Nana Charlie had mentioned it’s an improvised Maria Clara (it’s a dress originated from Spain or the Philippines, I think. I have no idea, to be honest) from her mum’s mother, who was a Mestiza. Yesterday, back at Grandma’s, while she and her maid carefully wrapped the gowns, Nana Charlie went to me and gave me another ornate box. But this time it was smaller, and so I can put it in my bag. She told me it belonged to her mother. I opened it, and on top of the folded dog-eared parchments, which I assumed are letters and photographs, there was another small box. She took it out and presented it for me to see: it was a necklace. I didn’t pay much attention to its details when I got this the first time she gave it to me. It was simple but, oh, so lovely. The pendant is round, and inside of it is a faded yellow daisy and has a small diamond placed on the floral disc. Nana recalled that her father told her when she was younger. It was his present to her mother when she turned 17. She said she also read it in the letters.
I wrap the lace twice around my neck so the pendant would be visible on my chest. I got to preach the carefulness of my dad’s side of the family by passing down heirlooms, like this gown and this necklace dangling across my neck (and some pieces of jewellery my brother and sister will receive). Holding the pendant in my other hand, I swore in my grave that I would be taking good care of these inheritances she passed onto me.
Sitting in front of my vanity mirror, for the first time, I admire how the necklace looks good on my neck as if it is destined for me. My relatives say I looked like Nana when she was younger (except I have dark brown locks and green eyes while Nana was blonde and her eyes were hazel). I must have looked so much more like her now. My eyes start to water and wipe the tears as they attempt to stream down my face. I shake my head and smile at the mirror. She had a great long life, and that’s what counts.
Pulling myself together, I tied my hair up so that I could start putting step by step makeup on my face and work my way through to pull off an elegant look when April walks out from my bathroom. Her footsteps stump heavily on my carpet (it seems like she’s sprinting).
She goes inside my closet and looks at me in the mirror, “so?!?!?!?!”
My eyebrow shoots up as I stare back at her, confused. “So?” and turned around so I could look at her properly. “Er, what do you mean?” and then my eyes widen as I remember the messages they sent me, “oh, by the way! Why were you guys asking for my help last night?”
Ros comes in, holding her evening dress, hair the same style as earlier, and says to me, “Mari, you just disappeared last night. So, we assume you were with Ryan the whole evening. How was your date with him?” She nudges me before setting her dress down on my ottoman. She looks back at me, and I see her smirking.

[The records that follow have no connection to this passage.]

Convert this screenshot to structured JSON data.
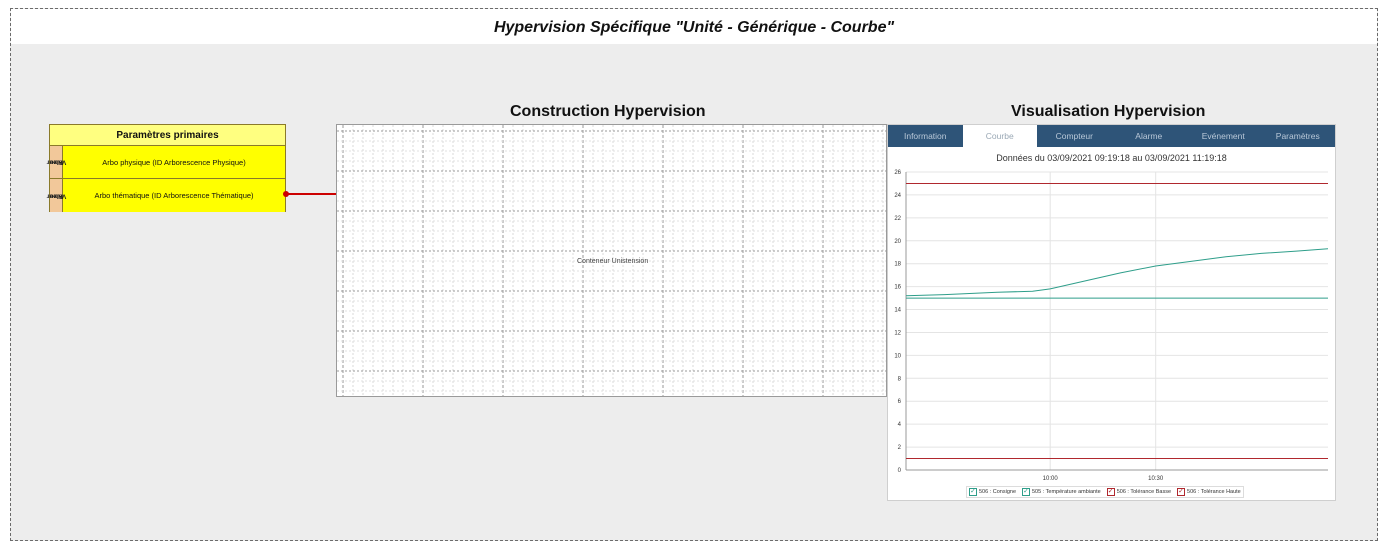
{
  "page": {
    "title": "Hypervision Spécifique \"Unité - Générique - Courbe\""
  },
  "sections": {
    "construction_title": "Construction Hypervision",
    "visualisation_title": "Visualisation Hypervision"
  },
  "params": {
    "header": "Paramètres primaires",
    "rows": [
      {
        "tag_line1": "Valeur",
        "tag_line2": "Fixe",
        "label": "Arbo physique (ID Arborescence Physique)"
      },
      {
        "tag_line1": "Valeur",
        "tag_line2": "Fixe",
        "label": "Arbo thématique (ID Arborescence Thématique)"
      }
    ]
  },
  "construction": {
    "container_label": "Conteneur Unistension"
  },
  "visualisation": {
    "tabs": [
      {
        "label": "Information",
        "active": false
      },
      {
        "label": "Courbe",
        "active": true
      },
      {
        "label": "Compteur",
        "active": false
      },
      {
        "label": "Alarme",
        "active": false
      },
      {
        "label": "Evénement",
        "active": false
      },
      {
        "label": "Paramètres",
        "active": false
      }
    ],
    "header": "Données du 03/09/2021 09:19:18 au 03/09/2021 11:19:18",
    "legend": [
      {
        "label": "506 : Consigne",
        "color": "#2e9e8a"
      },
      {
        "label": "505 : Température ambiante",
        "color": "#2e9e8a"
      },
      {
        "label": "506 : Tolérance Basse",
        "color": "#b0282e"
      },
      {
        "label": "506 : Tolérance Haute",
        "color": "#b0282e"
      }
    ]
  },
  "chart_data": {
    "type": "line",
    "x_ticks": [
      "10:00",
      "10:30"
    ],
    "y_ticks": [
      0,
      2,
      4,
      6,
      8,
      10,
      12,
      14,
      16,
      18,
      20,
      22,
      24,
      26
    ],
    "ylim": [
      0,
      26
    ],
    "xlim": [
      "09:19",
      "11:19"
    ],
    "grid": true,
    "legend_position": "bottom",
    "series": [
      {
        "name": "506 : Consigne",
        "color": "#2e9e8a",
        "constant": 15
      },
      {
        "name": "505 : Température ambiante",
        "color": "#2e9e8a",
        "x": [
          "09:19",
          "09:30",
          "09:45",
          "09:55",
          "10:00",
          "10:10",
          "10:20",
          "10:30",
          "10:40",
          "10:50",
          "11:00",
          "11:10",
          "11:19"
        ],
        "y": [
          15.2,
          15.3,
          15.5,
          15.6,
          15.8,
          16.5,
          17.2,
          17.8,
          18.2,
          18.6,
          18.9,
          19.1,
          19.3
        ]
      },
      {
        "name": "506 : Tolérance Basse",
        "color": "#b0282e",
        "constant": 1
      },
      {
        "name": "506 : Tolérance Haute",
        "color": "#b0282e",
        "constant": 25
      }
    ]
  }
}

To give them clarification and not have swirling clouds of unrealistic imagination in their heads, I told them what happened as I helped them get in their dresses, pulling just right to make the corset in their waist presentable and breathable. They’re shocked and happy for me, and we couldn’t help ourselves and feel giddy because of how good things are turning out for us.